- _WHAT YOU SHOULD DO_:
If an entry holds a picture, drop the picture but restate the entry word for word.

Interface dataset entries
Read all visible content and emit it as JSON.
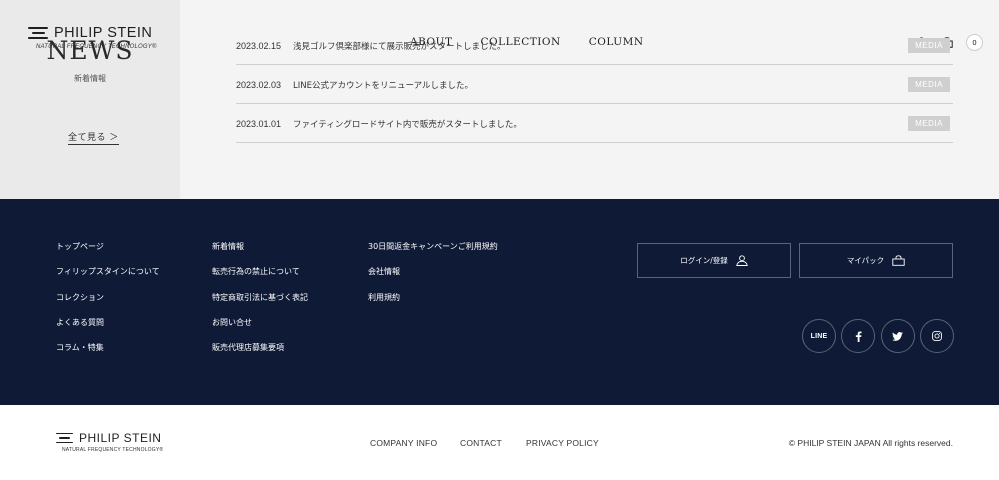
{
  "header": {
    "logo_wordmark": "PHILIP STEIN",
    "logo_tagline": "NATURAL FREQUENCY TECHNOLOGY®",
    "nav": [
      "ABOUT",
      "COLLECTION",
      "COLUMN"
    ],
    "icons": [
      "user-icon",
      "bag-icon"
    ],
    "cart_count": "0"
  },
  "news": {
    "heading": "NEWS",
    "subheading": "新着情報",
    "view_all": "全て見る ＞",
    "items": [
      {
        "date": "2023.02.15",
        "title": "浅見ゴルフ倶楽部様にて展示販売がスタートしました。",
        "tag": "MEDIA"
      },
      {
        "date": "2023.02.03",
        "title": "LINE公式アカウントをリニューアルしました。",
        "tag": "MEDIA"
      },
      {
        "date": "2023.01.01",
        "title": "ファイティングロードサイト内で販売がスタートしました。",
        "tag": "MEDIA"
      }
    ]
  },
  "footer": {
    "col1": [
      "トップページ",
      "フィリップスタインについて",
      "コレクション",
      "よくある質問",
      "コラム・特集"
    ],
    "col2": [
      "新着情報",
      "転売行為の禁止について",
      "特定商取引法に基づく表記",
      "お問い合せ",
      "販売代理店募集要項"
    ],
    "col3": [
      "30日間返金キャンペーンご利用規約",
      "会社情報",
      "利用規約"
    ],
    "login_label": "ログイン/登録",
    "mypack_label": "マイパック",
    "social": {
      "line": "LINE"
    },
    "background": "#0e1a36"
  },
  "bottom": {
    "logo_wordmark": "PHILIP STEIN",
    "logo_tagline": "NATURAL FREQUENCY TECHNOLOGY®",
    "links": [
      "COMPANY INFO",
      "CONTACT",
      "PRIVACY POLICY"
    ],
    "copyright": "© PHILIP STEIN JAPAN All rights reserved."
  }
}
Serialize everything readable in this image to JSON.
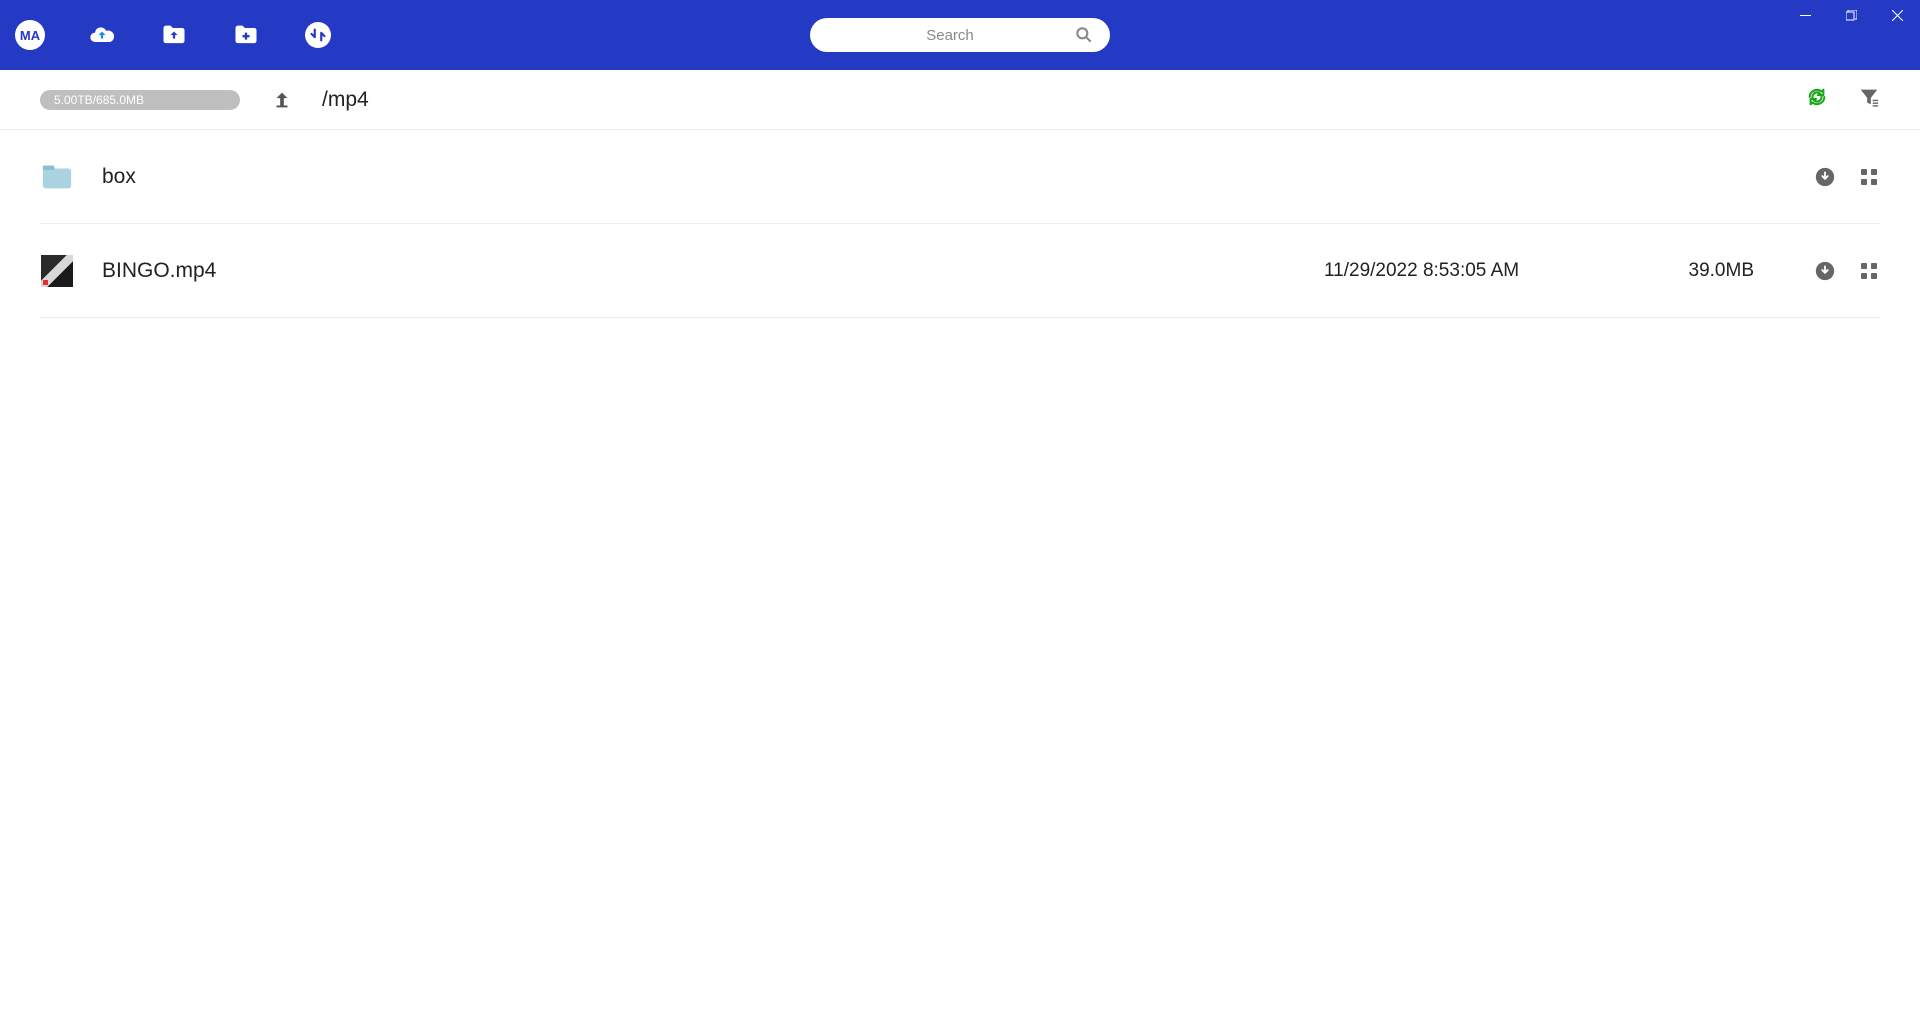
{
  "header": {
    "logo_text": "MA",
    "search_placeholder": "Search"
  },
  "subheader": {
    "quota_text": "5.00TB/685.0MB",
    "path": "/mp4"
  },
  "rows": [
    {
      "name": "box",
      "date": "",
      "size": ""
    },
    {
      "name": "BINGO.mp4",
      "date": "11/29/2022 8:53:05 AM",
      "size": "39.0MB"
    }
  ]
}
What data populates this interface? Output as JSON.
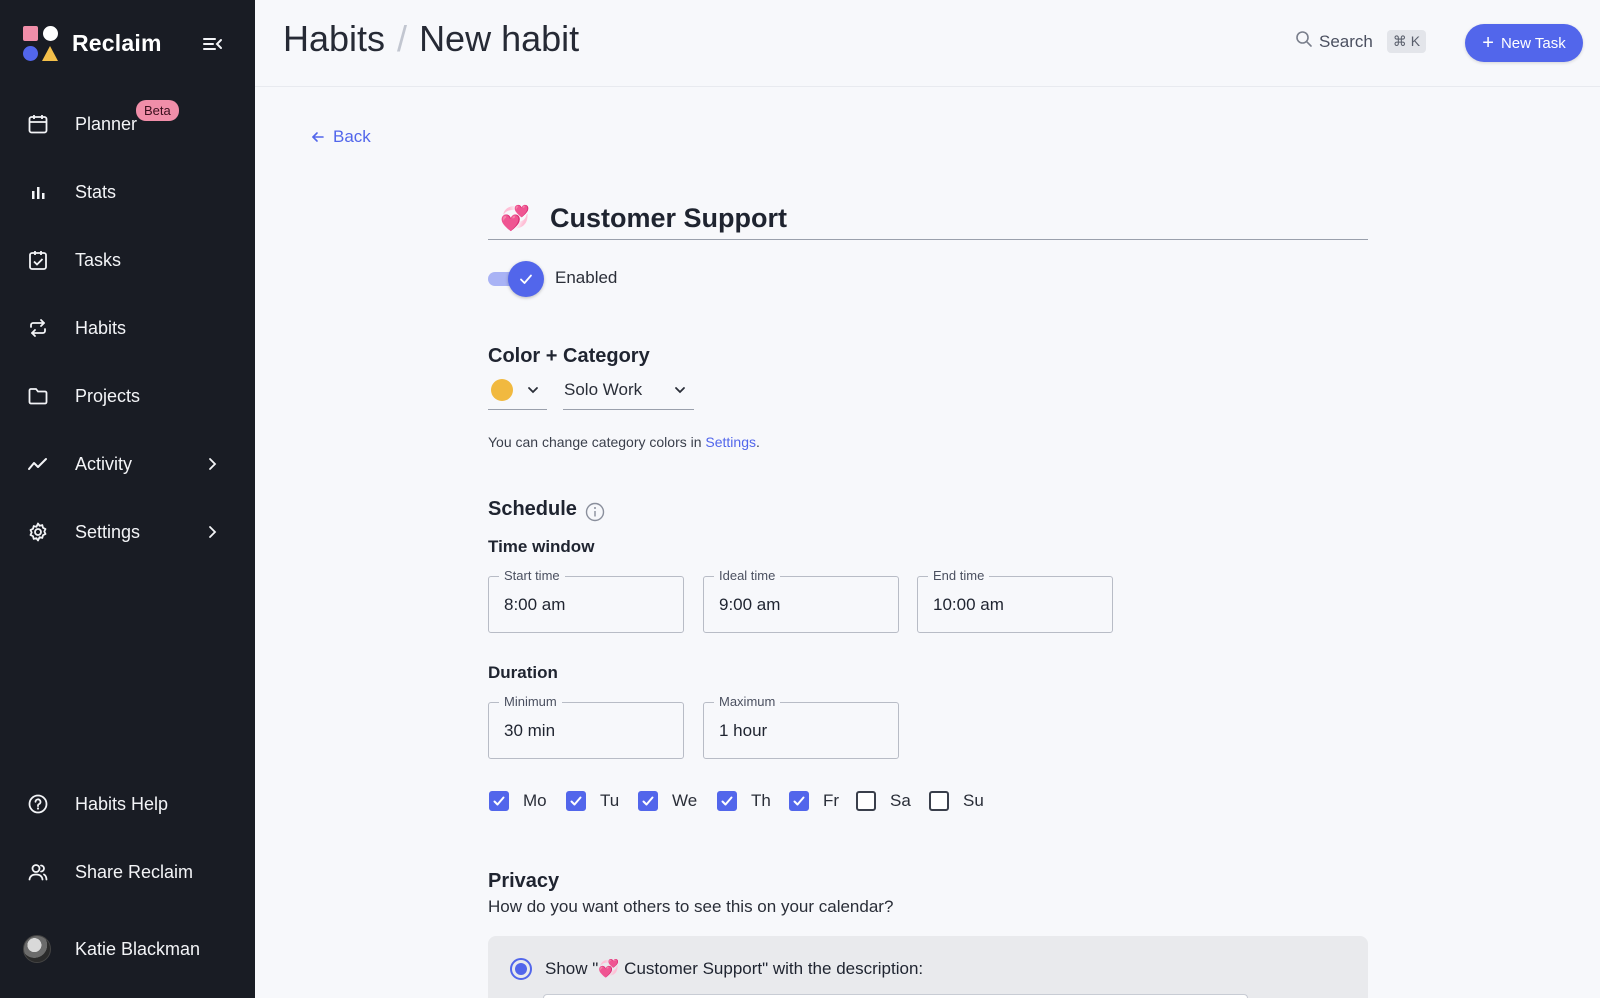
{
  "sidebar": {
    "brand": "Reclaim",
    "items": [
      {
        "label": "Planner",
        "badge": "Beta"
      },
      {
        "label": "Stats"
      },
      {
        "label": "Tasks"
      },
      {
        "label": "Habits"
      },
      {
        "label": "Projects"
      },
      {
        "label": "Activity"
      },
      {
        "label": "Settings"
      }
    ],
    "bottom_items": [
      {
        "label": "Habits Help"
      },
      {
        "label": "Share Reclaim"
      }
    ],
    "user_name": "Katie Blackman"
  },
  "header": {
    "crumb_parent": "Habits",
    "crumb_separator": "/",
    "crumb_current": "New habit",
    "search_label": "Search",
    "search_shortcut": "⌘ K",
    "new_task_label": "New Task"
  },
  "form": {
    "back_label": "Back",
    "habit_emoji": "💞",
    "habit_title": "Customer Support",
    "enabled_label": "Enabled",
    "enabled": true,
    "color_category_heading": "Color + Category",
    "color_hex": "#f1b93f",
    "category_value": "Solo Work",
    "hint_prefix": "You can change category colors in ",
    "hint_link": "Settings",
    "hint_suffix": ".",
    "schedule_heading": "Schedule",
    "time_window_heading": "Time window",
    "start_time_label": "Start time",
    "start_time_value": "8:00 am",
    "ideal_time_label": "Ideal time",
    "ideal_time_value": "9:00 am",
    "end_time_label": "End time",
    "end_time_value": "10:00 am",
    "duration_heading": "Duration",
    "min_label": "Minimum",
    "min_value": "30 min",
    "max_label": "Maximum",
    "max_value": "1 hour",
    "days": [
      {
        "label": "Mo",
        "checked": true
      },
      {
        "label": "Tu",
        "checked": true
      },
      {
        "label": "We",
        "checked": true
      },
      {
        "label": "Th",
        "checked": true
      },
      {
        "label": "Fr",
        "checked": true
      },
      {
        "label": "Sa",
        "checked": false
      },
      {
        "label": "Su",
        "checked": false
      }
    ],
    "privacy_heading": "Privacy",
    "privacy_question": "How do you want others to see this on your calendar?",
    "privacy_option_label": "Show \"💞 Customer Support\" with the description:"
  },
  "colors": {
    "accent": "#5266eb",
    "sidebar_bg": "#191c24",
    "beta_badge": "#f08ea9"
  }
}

- _REPLY TO THE EXERCISE_:
Read all visible content and emit it as JSON.
{
  "header": {
    "logo_wordmark": "PHILIP STEIN",
    "logo_tagline": "NATURAL FREQUENCY TECHNOLOGY®",
    "nav": [
      "ABOUT",
      "COLLECTION",
      "COLUMN"
    ],
    "icons": [
      "user-icon",
      "bag-icon"
    ],
    "cart_count": "0"
  },
  "news": {
    "heading": "NEWS",
    "subheading": "新着情報",
    "view_all": "全て見る ＞",
    "items": [
      {
        "date": "2023.02.15",
        "title": "浅見ゴルフ倶楽部様にて展示販売がスタートしました。",
        "tag": "MEDIA"
      },
      {
        "date": "2023.02.03",
        "title": "LINE公式アカウントをリニューアルしました。",
        "tag": "MEDIA"
      },
      {
        "date": "2023.01.01",
        "title": "ファイティングロードサイト内で販売がスタートしました。",
        "tag": "MEDIA"
      }
    ]
  },
  "footer": {
    "col1": [
      "トップページ",
      "フィリップスタインについて",
      "コレクション",
      "よくある質問",
      "コラム・特集"
    ],
    "col2": [
      "新着情報",
      "転売行為の禁止について",
      "特定商取引法に基づく表記",
      "お問い合せ",
      "販売代理店募集要項"
    ],
    "col3": [
      "30日間返金キャンペーンご利用規約",
      "会社情報",
      "利用規約"
    ],
    "login_label": "ログイン/登録",
    "mypack_label": "マイパック",
    "social": {
      "line": "LINE"
    },
    "background": "#0e1a36"
  },
  "bottom": {
    "logo_wordmark": "PHILIP STEIN",
    "logo_tagline": "NATURAL FREQUENCY TECHNOLOGY®",
    "links": [
      "COMPANY INFO",
      "CONTACT",
      "PRIVACY POLICY"
    ],
    "copyright": "© PHILIP STEIN JAPAN All rights reserved."
  }
}
Serialize everything readable in this image to JSON.
{
  "header": {
    "logo_text": "MA",
    "search_placeholder": "Search"
  },
  "subheader": {
    "quota_text": "5.00TB/685.0MB",
    "path": "/mp4"
  },
  "rows": [
    {
      "name": "box",
      "date": "",
      "size": ""
    },
    {
      "name": "BINGO.mp4",
      "date": "11/29/2022 8:53:05 AM",
      "size": "39.0MB"
    }
  ]
}
What data populates this interface? Output as JSON.
{
  "sidebar": {
    "brand": "Reclaim",
    "items": [
      {
        "label": "Planner",
        "badge": "Beta"
      },
      {
        "label": "Stats"
      },
      {
        "label": "Tasks"
      },
      {
        "label": "Habits"
      },
      {
        "label": "Projects"
      },
      {
        "label": "Activity"
      },
      {
        "label": "Settings"
      }
    ],
    "bottom_items": [
      {
        "label": "Habits Help"
      },
      {
        "label": "Share Reclaim"
      }
    ],
    "user_name": "Katie Blackman"
  },
  "header": {
    "crumb_parent": "Habits",
    "crumb_separator": "/",
    "crumb_current": "New habit",
    "search_label": "Search",
    "search_shortcut": "⌘ K",
    "new_task_label": "New Task"
  },
  "form": {
    "back_label": "Back",
    "habit_emoji": "💞",
    "habit_title": "Customer Support",
    "enabled_label": "Enabled",
    "enabled": true,
    "color_category_heading": "Color + Category",
    "color_hex": "#f1b93f",
    "category_value": "Solo Work",
    "hint_prefix": "You can change category colors in ",
    "hint_link": "Settings",
    "hint_suffix": ".",
    "schedule_heading": "Schedule",
    "time_window_heading": "Time window",
    "start_time_label": "Start time",
    "start_time_value": "8:00 am",
    "ideal_time_label": "Ideal time",
    "ideal_time_value": "9:00 am",
    "end_time_label": "End time",
    "end_time_value": "10:00 am",
    "duration_heading": "Duration",
    "min_label": "Minimum",
    "min_value": "30 min",
    "max_label": "Maximum",
    "max_value": "1 hour",
    "days": [
      {
        "label": "Mo",
        "checked": true
      },
      {
        "label": "Tu",
        "checked": true
      },
      {
        "label": "We",
        "checked": true
      },
      {
        "label": "Th",
        "checked": true
      },
      {
        "label": "Fr",
        "checked": true
      },
      {
        "label": "Sa",
        "checked": false
      },
      {
        "label": "Su",
        "checked": false
      }
    ],
    "privacy_heading": "Privacy",
    "privacy_question": "How do you want others to see this on your calendar?",
    "privacy_option_label": "Show \"💞 Customer Support\" with the description:"
  },
  "colors": {
    "accent": "#5266eb",
    "sidebar_bg": "#191c24",
    "beta_badge": "#f08ea9"
  }
}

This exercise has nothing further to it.